Extracted material:
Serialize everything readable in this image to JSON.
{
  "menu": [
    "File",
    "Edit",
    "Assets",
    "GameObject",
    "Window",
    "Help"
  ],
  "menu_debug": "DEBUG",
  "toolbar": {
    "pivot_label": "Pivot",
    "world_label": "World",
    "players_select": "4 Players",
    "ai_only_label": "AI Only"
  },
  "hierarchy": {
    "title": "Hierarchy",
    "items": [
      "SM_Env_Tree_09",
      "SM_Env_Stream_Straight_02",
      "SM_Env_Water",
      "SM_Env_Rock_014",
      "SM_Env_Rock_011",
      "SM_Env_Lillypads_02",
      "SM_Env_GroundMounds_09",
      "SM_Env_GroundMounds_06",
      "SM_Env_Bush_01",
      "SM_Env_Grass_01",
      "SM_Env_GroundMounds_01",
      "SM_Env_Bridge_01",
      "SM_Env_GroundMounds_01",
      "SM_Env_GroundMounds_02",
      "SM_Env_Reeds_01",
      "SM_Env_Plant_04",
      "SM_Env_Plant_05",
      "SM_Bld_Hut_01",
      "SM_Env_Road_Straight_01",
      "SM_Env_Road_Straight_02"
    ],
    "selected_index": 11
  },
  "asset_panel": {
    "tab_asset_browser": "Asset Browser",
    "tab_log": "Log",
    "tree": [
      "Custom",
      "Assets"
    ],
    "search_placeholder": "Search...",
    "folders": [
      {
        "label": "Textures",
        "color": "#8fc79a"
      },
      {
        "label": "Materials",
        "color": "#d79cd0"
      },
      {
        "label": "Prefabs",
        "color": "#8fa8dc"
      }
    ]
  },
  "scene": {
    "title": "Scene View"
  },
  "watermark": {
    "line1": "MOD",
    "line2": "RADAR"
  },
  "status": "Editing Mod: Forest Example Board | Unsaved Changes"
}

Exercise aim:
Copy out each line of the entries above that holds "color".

Output below:
        "color": "#8fc79a"
        "color": "#d79cd0"
        "color": "#8fa8dc"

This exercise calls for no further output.